*TASK TO COMPLETE*: Count the lines below that carry the word "JSON". Answer with that number alone.

*PROVIDED INFORMATION*:
================

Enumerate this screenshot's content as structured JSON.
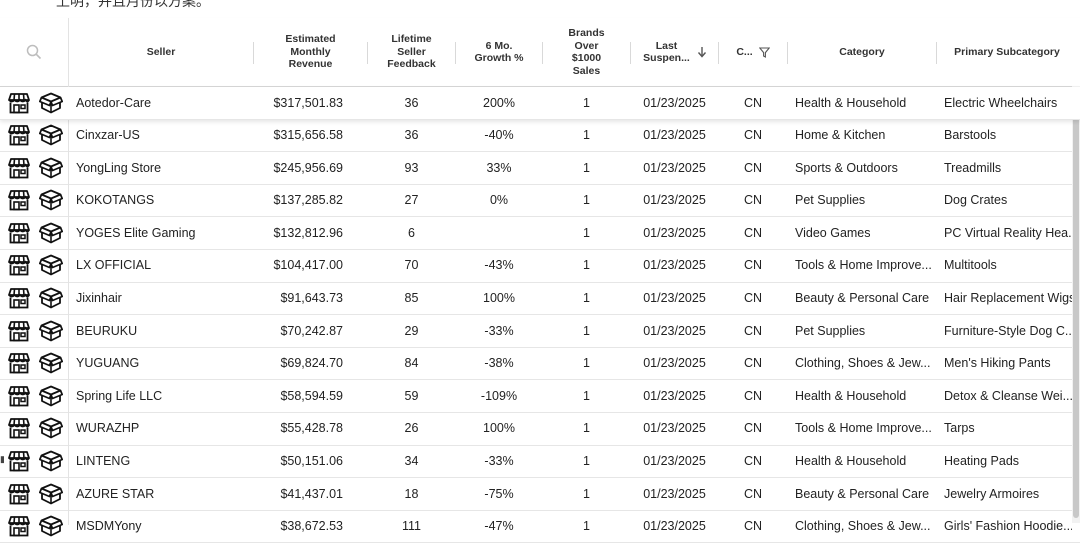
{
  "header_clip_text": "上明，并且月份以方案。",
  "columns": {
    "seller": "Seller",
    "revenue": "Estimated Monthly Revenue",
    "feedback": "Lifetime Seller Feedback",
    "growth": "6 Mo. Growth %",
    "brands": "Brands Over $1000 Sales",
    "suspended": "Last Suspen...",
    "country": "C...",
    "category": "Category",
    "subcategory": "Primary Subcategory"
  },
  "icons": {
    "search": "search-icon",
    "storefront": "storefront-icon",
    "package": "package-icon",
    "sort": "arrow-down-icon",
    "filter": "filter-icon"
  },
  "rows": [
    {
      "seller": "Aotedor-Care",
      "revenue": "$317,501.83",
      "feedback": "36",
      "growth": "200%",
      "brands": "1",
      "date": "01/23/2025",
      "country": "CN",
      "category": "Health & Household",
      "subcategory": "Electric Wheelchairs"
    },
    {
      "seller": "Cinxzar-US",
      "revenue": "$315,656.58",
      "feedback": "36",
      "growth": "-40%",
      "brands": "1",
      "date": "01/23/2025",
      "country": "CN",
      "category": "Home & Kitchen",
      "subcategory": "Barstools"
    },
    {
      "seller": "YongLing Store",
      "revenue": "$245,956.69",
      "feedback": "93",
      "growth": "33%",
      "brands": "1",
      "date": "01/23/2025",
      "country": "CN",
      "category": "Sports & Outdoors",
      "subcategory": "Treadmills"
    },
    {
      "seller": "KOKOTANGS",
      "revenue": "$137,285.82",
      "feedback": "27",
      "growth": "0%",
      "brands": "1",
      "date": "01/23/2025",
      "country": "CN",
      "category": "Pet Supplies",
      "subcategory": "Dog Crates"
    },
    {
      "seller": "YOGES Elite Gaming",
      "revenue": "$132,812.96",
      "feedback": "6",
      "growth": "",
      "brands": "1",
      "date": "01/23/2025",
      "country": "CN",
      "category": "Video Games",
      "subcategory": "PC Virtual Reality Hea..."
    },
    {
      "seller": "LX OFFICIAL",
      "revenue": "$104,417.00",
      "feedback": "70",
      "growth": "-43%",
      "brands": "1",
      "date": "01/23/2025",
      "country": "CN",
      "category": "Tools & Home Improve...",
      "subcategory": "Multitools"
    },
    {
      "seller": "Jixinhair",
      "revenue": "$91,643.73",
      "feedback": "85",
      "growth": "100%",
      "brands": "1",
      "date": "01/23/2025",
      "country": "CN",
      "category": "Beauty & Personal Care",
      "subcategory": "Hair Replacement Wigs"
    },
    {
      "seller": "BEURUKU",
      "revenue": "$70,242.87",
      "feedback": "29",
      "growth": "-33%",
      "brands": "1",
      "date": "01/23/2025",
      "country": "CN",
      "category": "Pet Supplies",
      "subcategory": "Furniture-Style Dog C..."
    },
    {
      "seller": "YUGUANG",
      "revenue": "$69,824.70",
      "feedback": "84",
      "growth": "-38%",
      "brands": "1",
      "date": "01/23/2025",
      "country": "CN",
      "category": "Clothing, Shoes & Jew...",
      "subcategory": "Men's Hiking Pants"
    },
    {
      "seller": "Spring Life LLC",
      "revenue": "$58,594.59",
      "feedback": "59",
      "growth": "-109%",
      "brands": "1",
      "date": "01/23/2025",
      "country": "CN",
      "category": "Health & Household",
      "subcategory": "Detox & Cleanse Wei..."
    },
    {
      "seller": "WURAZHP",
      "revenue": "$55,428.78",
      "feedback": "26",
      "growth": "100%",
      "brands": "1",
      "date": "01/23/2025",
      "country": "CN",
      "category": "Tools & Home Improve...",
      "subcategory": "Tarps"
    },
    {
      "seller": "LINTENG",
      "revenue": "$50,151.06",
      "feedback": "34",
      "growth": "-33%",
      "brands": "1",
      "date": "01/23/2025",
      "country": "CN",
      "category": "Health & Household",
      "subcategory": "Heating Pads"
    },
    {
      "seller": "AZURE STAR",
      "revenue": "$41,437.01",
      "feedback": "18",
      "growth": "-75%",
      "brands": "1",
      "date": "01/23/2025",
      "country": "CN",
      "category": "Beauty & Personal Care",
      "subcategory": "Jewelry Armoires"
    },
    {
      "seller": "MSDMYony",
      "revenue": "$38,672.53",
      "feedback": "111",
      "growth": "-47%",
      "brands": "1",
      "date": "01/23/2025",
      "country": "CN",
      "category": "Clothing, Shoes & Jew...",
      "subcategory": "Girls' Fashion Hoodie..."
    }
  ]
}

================

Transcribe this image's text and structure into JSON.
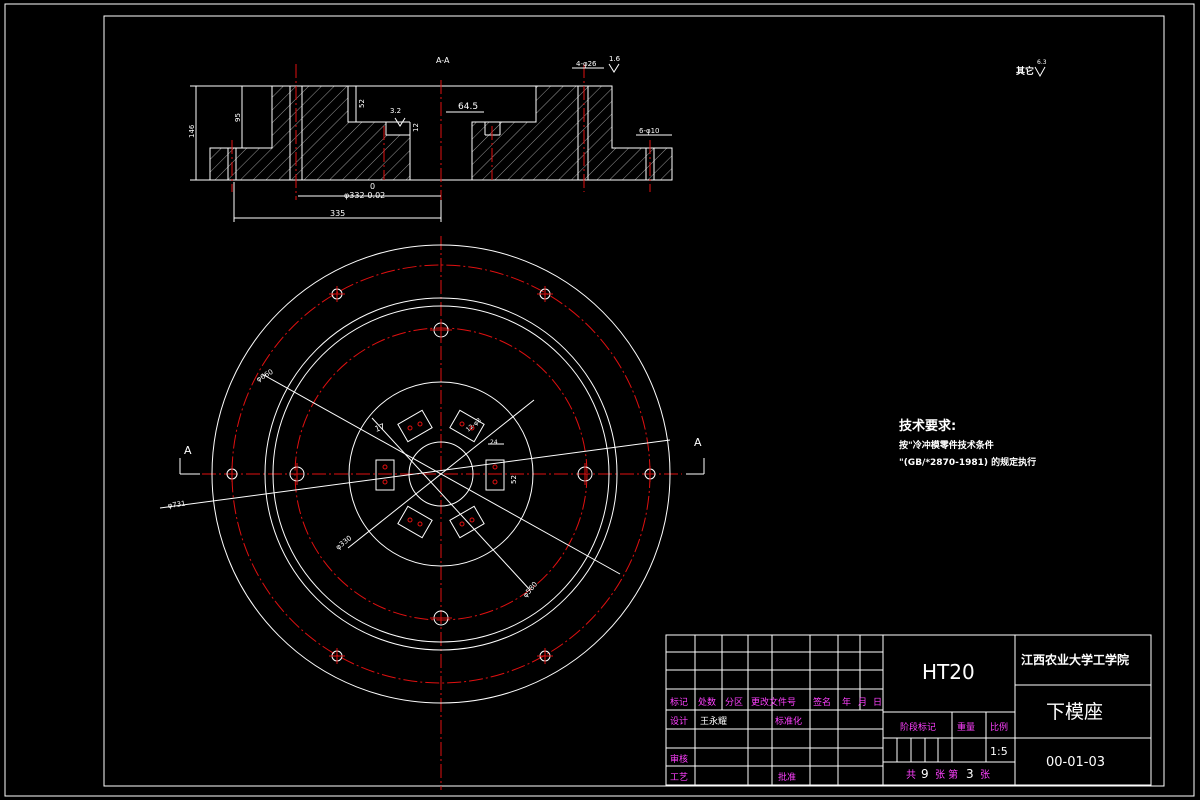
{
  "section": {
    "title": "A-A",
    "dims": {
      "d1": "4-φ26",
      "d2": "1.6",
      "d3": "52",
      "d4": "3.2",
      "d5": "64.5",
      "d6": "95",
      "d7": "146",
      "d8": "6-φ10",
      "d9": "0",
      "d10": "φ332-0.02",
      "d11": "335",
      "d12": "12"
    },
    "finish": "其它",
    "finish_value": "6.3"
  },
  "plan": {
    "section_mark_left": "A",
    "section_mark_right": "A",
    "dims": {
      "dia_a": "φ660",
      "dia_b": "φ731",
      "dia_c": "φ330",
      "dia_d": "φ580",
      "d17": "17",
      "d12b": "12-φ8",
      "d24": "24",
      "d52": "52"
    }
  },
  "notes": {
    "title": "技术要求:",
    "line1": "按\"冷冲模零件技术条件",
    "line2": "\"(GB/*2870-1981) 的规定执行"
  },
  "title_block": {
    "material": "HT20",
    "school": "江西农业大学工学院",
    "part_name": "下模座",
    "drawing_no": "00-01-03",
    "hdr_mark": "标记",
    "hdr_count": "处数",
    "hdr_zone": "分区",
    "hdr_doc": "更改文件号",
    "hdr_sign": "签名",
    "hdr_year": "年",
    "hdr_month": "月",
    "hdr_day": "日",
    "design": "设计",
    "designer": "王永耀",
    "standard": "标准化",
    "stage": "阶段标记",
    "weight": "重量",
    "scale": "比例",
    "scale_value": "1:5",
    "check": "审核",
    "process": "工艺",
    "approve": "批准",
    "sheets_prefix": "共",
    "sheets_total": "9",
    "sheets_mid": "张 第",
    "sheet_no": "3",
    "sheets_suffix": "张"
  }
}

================

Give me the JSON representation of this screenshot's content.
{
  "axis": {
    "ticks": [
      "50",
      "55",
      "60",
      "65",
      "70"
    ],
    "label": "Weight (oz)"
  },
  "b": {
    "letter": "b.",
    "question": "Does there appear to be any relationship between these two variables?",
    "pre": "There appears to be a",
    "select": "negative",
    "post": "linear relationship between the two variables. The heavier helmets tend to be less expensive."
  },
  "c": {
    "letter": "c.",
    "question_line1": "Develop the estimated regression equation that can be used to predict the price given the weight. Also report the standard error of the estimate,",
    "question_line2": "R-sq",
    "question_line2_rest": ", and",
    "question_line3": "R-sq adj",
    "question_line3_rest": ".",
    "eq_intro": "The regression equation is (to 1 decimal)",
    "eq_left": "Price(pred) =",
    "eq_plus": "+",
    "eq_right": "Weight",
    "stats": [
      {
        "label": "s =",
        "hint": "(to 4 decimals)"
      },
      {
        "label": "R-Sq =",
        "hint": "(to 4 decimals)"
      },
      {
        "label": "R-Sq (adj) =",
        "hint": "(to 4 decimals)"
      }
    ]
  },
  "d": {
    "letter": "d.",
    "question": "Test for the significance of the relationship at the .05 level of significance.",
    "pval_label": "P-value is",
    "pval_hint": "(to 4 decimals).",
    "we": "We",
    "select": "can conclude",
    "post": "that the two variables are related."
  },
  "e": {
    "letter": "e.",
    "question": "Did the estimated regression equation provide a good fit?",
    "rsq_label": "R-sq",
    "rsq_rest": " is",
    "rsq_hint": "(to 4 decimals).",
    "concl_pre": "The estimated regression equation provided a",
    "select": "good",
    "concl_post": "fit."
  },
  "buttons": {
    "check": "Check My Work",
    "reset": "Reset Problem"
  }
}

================

*YOUR RESPONSE*: 3